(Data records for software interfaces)
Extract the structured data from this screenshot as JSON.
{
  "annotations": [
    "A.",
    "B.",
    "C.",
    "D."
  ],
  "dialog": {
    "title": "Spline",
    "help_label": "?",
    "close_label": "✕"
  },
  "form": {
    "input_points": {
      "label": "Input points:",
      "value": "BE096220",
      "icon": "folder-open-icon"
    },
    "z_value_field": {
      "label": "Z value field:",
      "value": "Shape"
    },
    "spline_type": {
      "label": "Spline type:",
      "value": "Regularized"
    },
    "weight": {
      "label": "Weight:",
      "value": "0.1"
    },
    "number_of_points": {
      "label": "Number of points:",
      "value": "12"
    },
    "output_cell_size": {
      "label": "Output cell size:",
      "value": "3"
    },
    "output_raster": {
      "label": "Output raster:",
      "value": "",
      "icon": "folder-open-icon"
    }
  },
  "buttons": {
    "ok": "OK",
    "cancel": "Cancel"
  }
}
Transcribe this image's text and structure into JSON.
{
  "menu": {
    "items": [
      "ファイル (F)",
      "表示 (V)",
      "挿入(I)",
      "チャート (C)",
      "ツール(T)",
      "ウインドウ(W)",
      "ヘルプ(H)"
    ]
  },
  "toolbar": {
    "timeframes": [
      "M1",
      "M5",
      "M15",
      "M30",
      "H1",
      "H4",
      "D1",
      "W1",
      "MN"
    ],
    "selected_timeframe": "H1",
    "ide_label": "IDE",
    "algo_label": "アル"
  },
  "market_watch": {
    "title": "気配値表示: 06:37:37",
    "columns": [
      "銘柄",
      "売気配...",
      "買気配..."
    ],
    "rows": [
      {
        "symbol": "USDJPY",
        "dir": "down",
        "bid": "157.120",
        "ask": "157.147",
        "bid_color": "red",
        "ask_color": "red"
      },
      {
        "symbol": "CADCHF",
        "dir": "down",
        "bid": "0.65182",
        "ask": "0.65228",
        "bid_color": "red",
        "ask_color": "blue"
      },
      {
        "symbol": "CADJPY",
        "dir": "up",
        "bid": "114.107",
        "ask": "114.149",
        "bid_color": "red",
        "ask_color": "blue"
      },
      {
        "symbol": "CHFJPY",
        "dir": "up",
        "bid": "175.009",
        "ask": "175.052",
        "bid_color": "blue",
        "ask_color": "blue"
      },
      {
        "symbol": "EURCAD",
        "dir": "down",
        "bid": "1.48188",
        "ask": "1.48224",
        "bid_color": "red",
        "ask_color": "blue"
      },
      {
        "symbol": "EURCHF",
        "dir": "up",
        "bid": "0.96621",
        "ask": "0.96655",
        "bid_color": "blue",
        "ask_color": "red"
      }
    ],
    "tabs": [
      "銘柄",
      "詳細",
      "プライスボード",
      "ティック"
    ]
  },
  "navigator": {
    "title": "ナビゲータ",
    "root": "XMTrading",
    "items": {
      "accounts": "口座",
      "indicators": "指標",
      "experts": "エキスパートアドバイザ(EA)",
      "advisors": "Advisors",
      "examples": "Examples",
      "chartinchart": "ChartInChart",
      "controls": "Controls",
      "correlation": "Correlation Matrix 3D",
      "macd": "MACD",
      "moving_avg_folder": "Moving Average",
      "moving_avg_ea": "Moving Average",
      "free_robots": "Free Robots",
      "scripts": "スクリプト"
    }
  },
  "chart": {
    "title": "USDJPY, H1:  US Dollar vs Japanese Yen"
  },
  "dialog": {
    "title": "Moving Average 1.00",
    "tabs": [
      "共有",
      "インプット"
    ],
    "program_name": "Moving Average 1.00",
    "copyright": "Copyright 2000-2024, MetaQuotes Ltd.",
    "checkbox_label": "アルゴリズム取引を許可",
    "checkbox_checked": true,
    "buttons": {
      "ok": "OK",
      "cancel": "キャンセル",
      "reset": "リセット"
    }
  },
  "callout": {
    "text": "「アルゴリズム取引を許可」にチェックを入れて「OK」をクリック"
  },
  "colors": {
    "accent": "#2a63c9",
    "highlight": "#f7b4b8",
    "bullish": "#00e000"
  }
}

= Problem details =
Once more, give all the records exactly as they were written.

= Output for this exercise =
Extract the structured data from this screenshot as JSON.
{
  "annotations": [
    "A.",
    "B.",
    "C.",
    "D."
  ],
  "dialog": {
    "title": "Spline",
    "help_label": "?",
    "close_label": "✕"
  },
  "form": {
    "input_points": {
      "label": "Input points:",
      "value": "BE096220",
      "icon": "folder-open-icon"
    },
    "z_value_field": {
      "label": "Z value field:",
      "value": "Shape"
    },
    "spline_type": {
      "label": "Spline type:",
      "value": "Regularized"
    },
    "weight": {
      "label": "Weight:",
      "value": "0.1"
    },
    "number_of_points": {
      "label": "Number of points:",
      "value": "12"
    },
    "output_cell_size": {
      "label": "Output cell size:",
      "value": "3"
    },
    "output_raster": {
      "label": "Output raster:",
      "value": "",
      "icon": "folder-open-icon"
    }
  },
  "buttons": {
    "ok": "OK",
    "cancel": "Cancel"
  }
}
Transcribe this image's text and structure into JSON.
{
  "menu": {
    "items": [
      "ファイル (F)",
      "表示 (V)",
      "挿入(I)",
      "チャート (C)",
      "ツール(T)",
      "ウインドウ(W)",
      "ヘルプ(H)"
    ]
  },
  "toolbar": {
    "timeframes": [
      "M1",
      "M5",
      "M15",
      "M30",
      "H1",
      "H4",
      "D1",
      "W1",
      "MN"
    ],
    "selected_timeframe": "H1",
    "ide_label": "IDE",
    "algo_label": "アル"
  },
  "market_watch": {
    "title": "気配値表示: 06:37:37",
    "columns": [
      "銘柄",
      "売気配...",
      "買気配..."
    ],
    "rows": [
      {
        "symbol": "USDJPY",
        "dir": "down",
        "bid": "157.120",
        "ask": "157.147",
        "bid_color": "red",
        "ask_color": "red"
      },
      {
        "symbol": "CADCHF",
        "dir": "down",
        "bid": "0.65182",
        "ask": "0.65228",
        "bid_color": "red",
        "ask_color": "blue"
      },
      {
        "symbol": "CADJPY",
        "dir": "up",
        "bid": "114.107",
        "ask": "114.149",
        "bid_color": "red",
        "ask_color": "blue"
      },
      {
        "symbol": "CHFJPY",
        "dir": "up",
        "bid": "175.009",
        "ask": "175.052",
        "bid_color": "blue",
        "ask_color": "blue"
      },
      {
        "symbol": "EURCAD",
        "dir": "down",
        "bid": "1.48188",
        "ask": "1.48224",
        "bid_color": "red",
        "ask_color": "blue"
      },
      {
        "symbol": "EURCHF",
        "dir": "up",
        "bid": "0.96621",
        "ask": "0.96655",
        "bid_color": "blue",
        "ask_color": "red"
      }
    ],
    "tabs": [
      "銘柄",
      "詳細",
      "プライスボード",
      "ティック"
    ]
  },
  "navigator": {
    "title": "ナビゲータ",
    "root": "XMTrading",
    "items": {
      "accounts": "口座",
      "indicators": "指標",
      "experts": "エキスパートアドバイザ(EA)",
      "advisors": "Advisors",
      "examples": "Examples",
      "chartinchart": "ChartInChart",
      "controls": "Controls",
      "correlation": "Correlation Matrix 3D",
      "macd": "MACD",
      "moving_avg_folder": "Moving Average",
      "moving_avg_ea": "Moving Average",
      "free_robots": "Free Robots",
      "scripts": "スクリプト"
    }
  },
  "chart": {
    "title": "USDJPY, H1:  US Dollar vs Japanese Yen"
  },
  "dialog": {
    "title": "Moving Average 1.00",
    "tabs": [
      "共有",
      "インプット"
    ],
    "program_name": "Moving Average 1.00",
    "copyright": "Copyright 2000-2024, MetaQuotes Ltd.",
    "checkbox_label": "アルゴリズム取引を許可",
    "checkbox_checked": true,
    "buttons": {
      "ok": "OK",
      "cancel": "キャンセル",
      "reset": "リセット"
    }
  },
  "callout": {
    "text": "「アルゴリズム取引を許可」にチェックを入れて「OK」をクリック"
  },
  "colors": {
    "accent": "#2a63c9",
    "highlight": "#f7b4b8",
    "bullish": "#00e000"
  }
}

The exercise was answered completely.